| Work to complete |
Each line of the records that includes "WWAN" should be found and copied.

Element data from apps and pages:
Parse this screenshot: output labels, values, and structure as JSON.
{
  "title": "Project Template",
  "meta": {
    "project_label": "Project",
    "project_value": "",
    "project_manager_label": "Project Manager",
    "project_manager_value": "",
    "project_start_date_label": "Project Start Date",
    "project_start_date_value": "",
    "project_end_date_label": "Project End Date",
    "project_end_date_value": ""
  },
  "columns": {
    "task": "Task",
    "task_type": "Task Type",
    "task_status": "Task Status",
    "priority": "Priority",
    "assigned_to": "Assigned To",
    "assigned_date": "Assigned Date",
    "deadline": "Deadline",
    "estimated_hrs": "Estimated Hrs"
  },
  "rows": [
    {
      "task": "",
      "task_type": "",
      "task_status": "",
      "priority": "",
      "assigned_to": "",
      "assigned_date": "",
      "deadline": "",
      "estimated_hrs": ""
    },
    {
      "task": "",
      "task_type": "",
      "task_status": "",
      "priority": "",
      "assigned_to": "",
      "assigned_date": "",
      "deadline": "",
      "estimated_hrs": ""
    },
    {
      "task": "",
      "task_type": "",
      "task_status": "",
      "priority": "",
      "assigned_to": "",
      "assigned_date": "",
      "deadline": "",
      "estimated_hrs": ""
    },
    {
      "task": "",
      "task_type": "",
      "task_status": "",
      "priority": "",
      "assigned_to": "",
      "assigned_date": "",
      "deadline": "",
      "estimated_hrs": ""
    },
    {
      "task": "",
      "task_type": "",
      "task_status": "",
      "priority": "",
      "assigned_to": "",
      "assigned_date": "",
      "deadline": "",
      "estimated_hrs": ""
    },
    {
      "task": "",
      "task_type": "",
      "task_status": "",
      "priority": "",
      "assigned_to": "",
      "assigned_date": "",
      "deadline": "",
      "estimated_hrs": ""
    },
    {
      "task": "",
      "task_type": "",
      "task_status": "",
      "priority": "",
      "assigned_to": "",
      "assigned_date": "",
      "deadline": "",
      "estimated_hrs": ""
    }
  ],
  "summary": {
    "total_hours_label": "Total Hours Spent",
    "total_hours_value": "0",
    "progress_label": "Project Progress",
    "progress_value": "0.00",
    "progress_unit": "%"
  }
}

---

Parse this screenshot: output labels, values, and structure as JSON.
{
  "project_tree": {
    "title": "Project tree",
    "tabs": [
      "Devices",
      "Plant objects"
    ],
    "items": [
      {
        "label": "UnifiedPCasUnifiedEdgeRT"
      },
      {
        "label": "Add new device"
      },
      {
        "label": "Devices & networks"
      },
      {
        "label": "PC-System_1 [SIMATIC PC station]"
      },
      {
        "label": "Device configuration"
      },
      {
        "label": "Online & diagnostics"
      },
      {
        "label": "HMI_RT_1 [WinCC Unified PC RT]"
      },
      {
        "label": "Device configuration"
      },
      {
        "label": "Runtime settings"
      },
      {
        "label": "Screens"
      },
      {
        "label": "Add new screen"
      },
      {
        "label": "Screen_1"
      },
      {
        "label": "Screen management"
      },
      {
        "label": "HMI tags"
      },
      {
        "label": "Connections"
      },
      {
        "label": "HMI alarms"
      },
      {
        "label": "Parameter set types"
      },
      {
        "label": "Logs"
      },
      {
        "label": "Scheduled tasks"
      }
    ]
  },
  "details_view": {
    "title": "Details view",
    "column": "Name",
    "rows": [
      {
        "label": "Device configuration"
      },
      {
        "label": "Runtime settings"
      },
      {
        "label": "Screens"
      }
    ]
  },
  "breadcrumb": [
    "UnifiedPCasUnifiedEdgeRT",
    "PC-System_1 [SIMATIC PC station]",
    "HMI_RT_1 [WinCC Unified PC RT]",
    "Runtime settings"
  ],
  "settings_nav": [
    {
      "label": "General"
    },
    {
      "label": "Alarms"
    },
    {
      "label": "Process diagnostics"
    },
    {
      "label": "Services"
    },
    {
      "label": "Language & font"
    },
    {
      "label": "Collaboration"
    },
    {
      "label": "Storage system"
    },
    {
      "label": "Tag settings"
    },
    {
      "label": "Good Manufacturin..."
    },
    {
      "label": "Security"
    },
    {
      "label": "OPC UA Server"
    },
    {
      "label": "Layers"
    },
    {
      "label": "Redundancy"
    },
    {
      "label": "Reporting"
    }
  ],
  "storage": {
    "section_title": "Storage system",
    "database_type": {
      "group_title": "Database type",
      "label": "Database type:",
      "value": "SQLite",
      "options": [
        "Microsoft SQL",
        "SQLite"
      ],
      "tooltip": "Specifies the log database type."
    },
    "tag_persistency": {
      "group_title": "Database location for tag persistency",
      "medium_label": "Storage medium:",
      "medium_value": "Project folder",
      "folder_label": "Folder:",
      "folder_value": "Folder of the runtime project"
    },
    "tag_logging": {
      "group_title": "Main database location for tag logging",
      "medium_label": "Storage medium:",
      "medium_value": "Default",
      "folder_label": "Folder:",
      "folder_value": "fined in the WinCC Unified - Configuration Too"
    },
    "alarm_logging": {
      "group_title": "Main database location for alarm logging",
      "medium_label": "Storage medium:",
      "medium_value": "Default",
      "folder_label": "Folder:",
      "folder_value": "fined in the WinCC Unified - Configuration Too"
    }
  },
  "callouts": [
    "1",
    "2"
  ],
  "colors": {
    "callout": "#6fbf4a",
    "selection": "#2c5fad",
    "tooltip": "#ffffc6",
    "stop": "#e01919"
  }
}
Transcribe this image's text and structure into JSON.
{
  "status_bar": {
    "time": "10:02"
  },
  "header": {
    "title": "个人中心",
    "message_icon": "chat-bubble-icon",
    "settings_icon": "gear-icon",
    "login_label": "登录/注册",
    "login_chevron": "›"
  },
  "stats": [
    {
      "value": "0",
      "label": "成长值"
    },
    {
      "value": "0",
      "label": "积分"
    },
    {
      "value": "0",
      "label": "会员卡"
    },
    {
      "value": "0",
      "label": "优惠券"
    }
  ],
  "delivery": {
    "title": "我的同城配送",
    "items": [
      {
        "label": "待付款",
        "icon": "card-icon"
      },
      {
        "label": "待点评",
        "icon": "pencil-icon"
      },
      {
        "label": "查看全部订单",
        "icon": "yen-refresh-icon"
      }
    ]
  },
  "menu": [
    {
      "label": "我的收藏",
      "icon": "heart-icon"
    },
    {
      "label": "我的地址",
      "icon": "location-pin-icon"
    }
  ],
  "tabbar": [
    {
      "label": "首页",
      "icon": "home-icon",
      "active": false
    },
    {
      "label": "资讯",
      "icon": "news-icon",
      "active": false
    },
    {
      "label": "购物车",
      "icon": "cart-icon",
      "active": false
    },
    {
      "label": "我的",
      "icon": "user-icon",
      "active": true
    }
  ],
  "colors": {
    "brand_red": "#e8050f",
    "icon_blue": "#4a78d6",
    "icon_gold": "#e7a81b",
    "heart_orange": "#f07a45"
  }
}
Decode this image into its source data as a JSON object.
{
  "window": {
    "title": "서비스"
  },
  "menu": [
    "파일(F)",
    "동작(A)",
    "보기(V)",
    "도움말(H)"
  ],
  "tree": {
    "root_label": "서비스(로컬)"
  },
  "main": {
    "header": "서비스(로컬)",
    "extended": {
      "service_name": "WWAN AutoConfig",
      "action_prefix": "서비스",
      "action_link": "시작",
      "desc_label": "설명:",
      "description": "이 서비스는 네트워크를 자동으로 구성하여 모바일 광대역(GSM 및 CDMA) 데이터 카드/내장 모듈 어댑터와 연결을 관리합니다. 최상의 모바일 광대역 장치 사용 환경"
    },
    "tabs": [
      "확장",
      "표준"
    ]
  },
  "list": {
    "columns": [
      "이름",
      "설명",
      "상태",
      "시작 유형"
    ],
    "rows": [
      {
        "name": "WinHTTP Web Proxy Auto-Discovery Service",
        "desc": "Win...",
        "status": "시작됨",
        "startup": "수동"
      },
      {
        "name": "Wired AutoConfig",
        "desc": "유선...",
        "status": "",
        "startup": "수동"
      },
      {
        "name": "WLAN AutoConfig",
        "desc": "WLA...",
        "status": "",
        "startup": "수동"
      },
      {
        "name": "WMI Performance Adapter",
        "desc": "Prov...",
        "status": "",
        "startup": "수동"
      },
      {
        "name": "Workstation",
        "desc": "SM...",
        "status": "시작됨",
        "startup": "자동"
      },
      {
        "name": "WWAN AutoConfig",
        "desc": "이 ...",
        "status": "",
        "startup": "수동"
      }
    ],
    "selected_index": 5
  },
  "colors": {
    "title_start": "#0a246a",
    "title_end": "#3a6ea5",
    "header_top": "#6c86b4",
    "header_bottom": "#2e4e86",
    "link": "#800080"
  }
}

| Task result |
      "service_name": "WWAN AutoConfig",
        "name": "WWAN AutoConfig",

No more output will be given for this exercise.